* Work required *
Go through the entries below and pick out every line with "SingletonTargetSource".

[Component data from apps and pages]
------------------------------------------------

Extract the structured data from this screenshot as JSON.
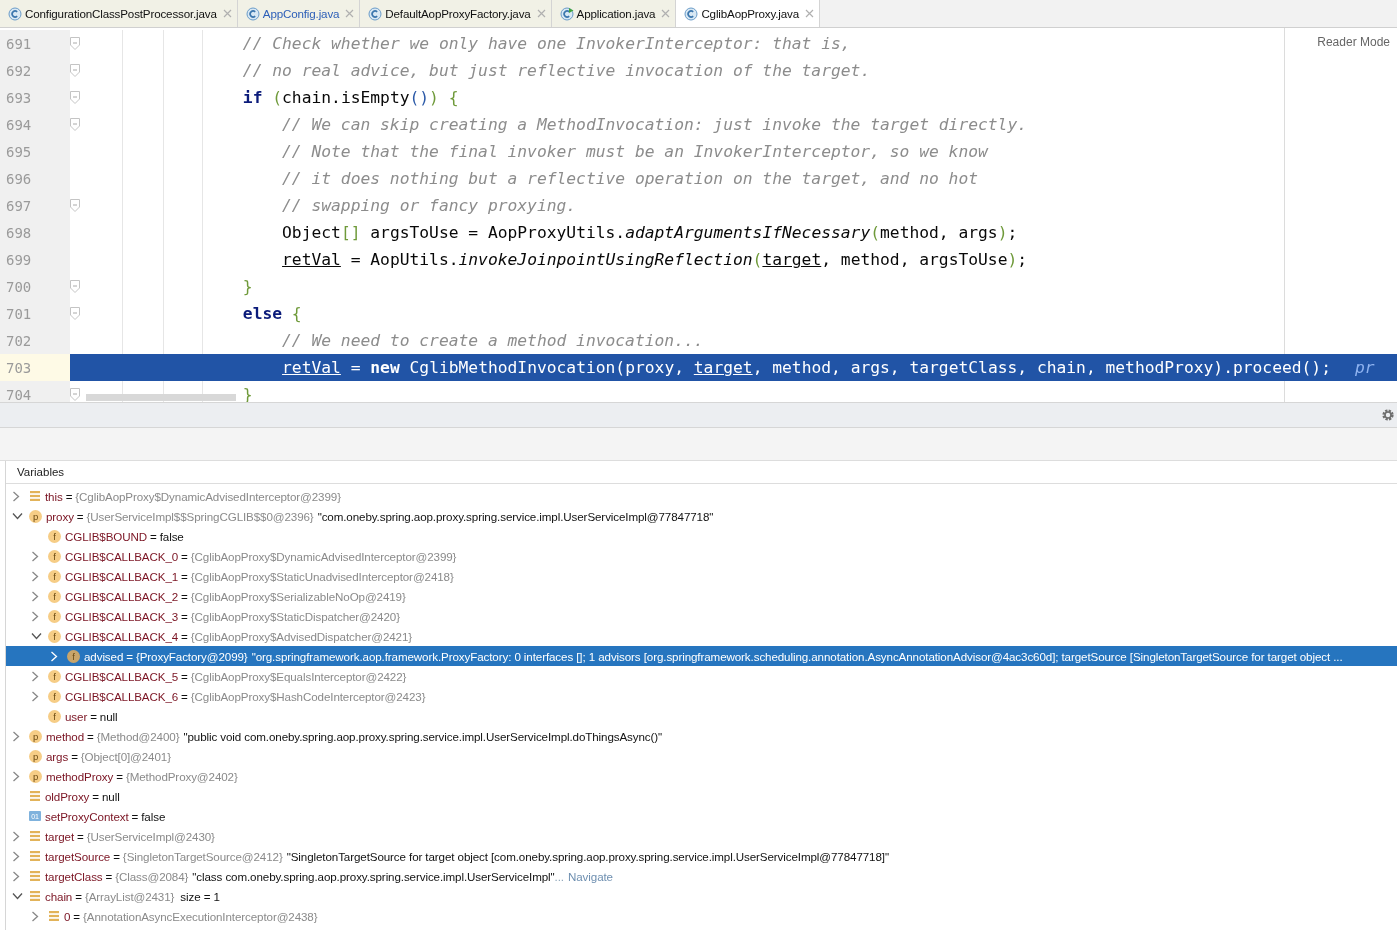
{
  "tabs": [
    {
      "label": "ConfigurationClassPostProcessor.java",
      "kind": "class",
      "modified": false,
      "selected": false
    },
    {
      "label": "AppConfig.java",
      "kind": "class",
      "modified": true,
      "selected": false
    },
    {
      "label": "DefaultAopProxyFactory.java",
      "kind": "class",
      "modified": false,
      "selected": false
    },
    {
      "label": "Application.java",
      "kind": "runnable",
      "modified": false,
      "selected": false
    },
    {
      "label": "CglibAopProxy.java",
      "kind": "class",
      "modified": false,
      "selected": true
    }
  ],
  "editor": {
    "reader_mode": "Reader Mode",
    "lines": [
      {
        "number": "691",
        "fold": true,
        "current": false,
        "tokens": [
          {
            "kind": "comment",
            "text": "                // Check whether we only have one InvokerInterceptor: that is,"
          }
        ]
      },
      {
        "number": "692",
        "fold": true,
        "current": false,
        "tokens": [
          {
            "kind": "comment",
            "text": "                // no real advice, but just reflective invocation of the target."
          }
        ]
      },
      {
        "number": "693",
        "fold": true,
        "current": false,
        "tokens": [
          {
            "kind": "keyword",
            "text": "                if"
          },
          {
            "kind": "brace",
            "text": " ("
          },
          {
            "kind": "plain",
            "text": "chain.isEmpty"
          },
          {
            "kind": "paren",
            "text": "()"
          },
          {
            "kind": "brace",
            "text": ") {"
          }
        ]
      },
      {
        "number": "694",
        "fold": true,
        "current": false,
        "tokens": [
          {
            "kind": "comment",
            "text": "                    // We can skip creating a MethodInvocation: just invoke the target directly."
          }
        ]
      },
      {
        "number": "695",
        "fold": false,
        "current": false,
        "tokens": [
          {
            "kind": "comment",
            "text": "                    // Note that the final invoker must be an InvokerInterceptor, so we know"
          }
        ]
      },
      {
        "number": "696",
        "fold": false,
        "current": false,
        "tokens": [
          {
            "kind": "comment",
            "text": "                    // it does nothing but a reflective operation on the target, and no hot"
          }
        ]
      },
      {
        "number": "697",
        "fold": true,
        "current": false,
        "tokens": [
          {
            "kind": "comment",
            "text": "                    // swapping or fancy proxying."
          }
        ]
      },
      {
        "number": "698",
        "fold": false,
        "current": false,
        "tokens": [
          {
            "kind": "plain",
            "text": "                    Object"
          },
          {
            "kind": "brace",
            "text": "[]"
          },
          {
            "kind": "plain",
            "text": " argsToUse = AopProxyUtils."
          },
          {
            "kind": "method",
            "text": "adaptArgumentsIfNecessary"
          },
          {
            "kind": "brace",
            "text": "("
          },
          {
            "kind": "plain",
            "text": "method, args"
          },
          {
            "kind": "brace",
            "text": ")"
          },
          {
            "kind": "plain",
            "text": ";"
          }
        ]
      },
      {
        "number": "699",
        "fold": false,
        "current": false,
        "tokens": [
          {
            "kind": "field",
            "text": "                    retVal"
          },
          {
            "kind": "plain",
            "text": " = AopUtils."
          },
          {
            "kind": "method",
            "text": "invokeJoinpointUsingReflection"
          },
          {
            "kind": "brace",
            "text": "("
          },
          {
            "kind": "field",
            "text": "target"
          },
          {
            "kind": "plain",
            "text": ", method, argsToUse"
          },
          {
            "kind": "brace",
            "text": ")"
          },
          {
            "kind": "plain",
            "text": ";"
          }
        ]
      },
      {
        "number": "700",
        "fold": true,
        "current": false,
        "tokens": [
          {
            "kind": "brace",
            "text": "                }"
          }
        ]
      },
      {
        "number": "701",
        "fold": true,
        "current": false,
        "tokens": [
          {
            "kind": "keyword",
            "text": "                else"
          },
          {
            "kind": "brace",
            "text": " {"
          }
        ]
      },
      {
        "number": "702",
        "fold": false,
        "current": false,
        "tokens": [
          {
            "kind": "comment",
            "text": "                    // We need to create a method invocation..."
          }
        ]
      },
      {
        "number": "703",
        "fold": false,
        "current": true,
        "tokens": [
          {
            "kind": "field",
            "text": "                    retVal"
          },
          {
            "kind": "plain",
            "text": " = "
          },
          {
            "kind": "keyword",
            "text": "new"
          },
          {
            "kind": "plain",
            "text": " CglibMethodInvocation(proxy, "
          },
          {
            "kind": "field",
            "text": "target"
          },
          {
            "kind": "plain",
            "text": ", method, args, targetClass, chain, methodProxy).proceed();"
          },
          {
            "kind": "hint",
            "text": "pr"
          }
        ]
      },
      {
        "number": "704",
        "fold": true,
        "current": false,
        "tokens": [
          {
            "kind": "brace",
            "text": "                }"
          }
        ]
      }
    ]
  },
  "variables": {
    "title": "Variables",
    "items": [
      {
        "kind": "local",
        "name": "this",
        "op": "=",
        "type": "{CglibAopProxy$DynamicAdvisedInterceptor@2399}",
        "expandable": true,
        "expanded": false,
        "selected": false
      },
      {
        "kind": "param",
        "badge": "p",
        "name": "proxy",
        "op": "=",
        "type": "{UserServiceImpl$$SpringCGLIB$$0@2396}",
        "value": "\"com.oneby.spring.aop.proxy.spring.service.impl.UserServiceImpl@77847718\"",
        "expandable": true,
        "expanded": true,
        "selected": false,
        "children": [
          {
            "kind": "field",
            "badge": "f",
            "name": "CGLIB$BOUND",
            "op": "=",
            "value": "false",
            "expandable": false,
            "selected": false
          },
          {
            "kind": "field",
            "badge": "f",
            "name": "CGLIB$CALLBACK_0",
            "op": "=",
            "type": "{CglibAopProxy$DynamicAdvisedInterceptor@2399}",
            "expandable": true,
            "expanded": false,
            "selected": false
          },
          {
            "kind": "field",
            "badge": "f",
            "name": "CGLIB$CALLBACK_1",
            "op": "=",
            "type": "{CglibAopProxy$StaticUnadvisedInterceptor@2418}",
            "expandable": true,
            "expanded": false,
            "selected": false
          },
          {
            "kind": "field",
            "badge": "f",
            "name": "CGLIB$CALLBACK_2",
            "op": "=",
            "type": "{CglibAopProxy$SerializableNoOp@2419}",
            "expandable": true,
            "expanded": false,
            "selected": false
          },
          {
            "kind": "field",
            "badge": "f",
            "name": "CGLIB$CALLBACK_3",
            "op": "=",
            "type": "{CglibAopProxy$StaticDispatcher@2420}",
            "expandable": true,
            "expanded": false,
            "selected": false
          },
          {
            "kind": "field",
            "badge": "f",
            "name": "CGLIB$CALLBACK_4",
            "op": "=",
            "type": "{CglibAopProxy$AdvisedDispatcher@2421}",
            "expandable": true,
            "expanded": true,
            "selected": false,
            "children": [
              {
                "kind": "field",
                "badge": "f",
                "name": "advised",
                "op": "=",
                "type": "{ProxyFactory@2099}",
                "value": "\"org.springframework.aop.framework.ProxyFactory: 0 interfaces []; 1 advisors [org.springframework.scheduling.annotation.AsyncAnnotationAdvisor@4ac3c60d]; targetSource [SingletonTargetSource for target object ...",
                "expandable": true,
                "expanded": false,
                "selected": true
              }
            ]
          },
          {
            "kind": "field",
            "badge": "f",
            "name": "CGLIB$CALLBACK_5",
            "op": "=",
            "type": "{CglibAopProxy$EqualsInterceptor@2422}",
            "expandable": true,
            "expanded": false,
            "selected": false
          },
          {
            "kind": "field",
            "badge": "f",
            "name": "CGLIB$CALLBACK_6",
            "op": "=",
            "type": "{CglibAopProxy$HashCodeInterceptor@2423}",
            "expandable": true,
            "expanded": false,
            "selected": false
          },
          {
            "kind": "field",
            "badge": "f",
            "name": "user",
            "op": "=",
            "value": "null",
            "expandable": false,
            "selected": false
          }
        ]
      },
      {
        "kind": "param",
        "badge": "p",
        "name": "method",
        "op": "=",
        "type": "{Method@2400}",
        "value": "\"public void com.oneby.spring.aop.proxy.spring.service.impl.UserServiceImpl.doThingsAsync()\"",
        "expandable": true,
        "expanded": false,
        "selected": false
      },
      {
        "kind": "param",
        "badge": "p",
        "name": "args",
        "op": "=",
        "type": "{Object[0]@2401}",
        "expandable": false,
        "selected": false
      },
      {
        "kind": "param",
        "badge": "p",
        "name": "methodProxy",
        "op": "=",
        "type": "{MethodProxy@2402}",
        "expandable": true,
        "expanded": false,
        "selected": false
      },
      {
        "kind": "local",
        "name": "oldProxy",
        "op": "=",
        "value": "null",
        "expandable": false,
        "selected": false
      },
      {
        "kind": "bool",
        "badge": "01",
        "name": "setProxyContext",
        "op": "=",
        "value": "false",
        "expandable": false,
        "selected": false
      },
      {
        "kind": "local",
        "name": "target",
        "op": "=",
        "type": "{UserServiceImpl@2430}",
        "expandable": true,
        "expanded": false,
        "selected": false
      },
      {
        "kind": "local",
        "name": "targetSource",
        "op": "=",
        "type": "{SingletonTargetSource@2412}",
        "value": "\"SingletonTargetSource for target object [com.oneby.spring.aop.proxy.spring.service.impl.UserServiceImpl@77847718]\"",
        "expandable": true,
        "expanded": false,
        "selected": false
      },
      {
        "kind": "local",
        "name": "targetClass",
        "op": "=",
        "type": "{Class@2084}",
        "value": "\"class com.oneby.spring.aop.proxy.spring.service.impl.UserServiceImpl\"",
        "more": "...",
        "link": "Navigate",
        "expandable": true,
        "expanded": false,
        "selected": false
      },
      {
        "kind": "local",
        "name": "chain",
        "op": "=",
        "type": "{ArrayList@2431}",
        "extra": "size = 1",
        "expandable": true,
        "expanded": true,
        "selected": false,
        "children": [
          {
            "kind": "local",
            "name": "0",
            "op": "=",
            "type": "{AnnotationAsyncExecutionInterceptor@2438}",
            "expandable": true,
            "expanded": false,
            "selected": false
          }
        ]
      }
    ]
  }
}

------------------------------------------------

* Task solution *
                "value": "\"org.springframework.aop.framework.ProxyFactory: 0 interfaces []; 1 advisors [org.springframework.scheduling.annotation.AsyncAnnotationAdvisor@4ac3c60d]; targetSource [SingletonTargetSource for target object ...",
        "type": "{SingletonTargetSource@2412}",
        "value": "\"SingletonTargetSource for target object [com.oneby.spring.aop.proxy.spring.service.impl.UserServiceImpl@77847718]\"",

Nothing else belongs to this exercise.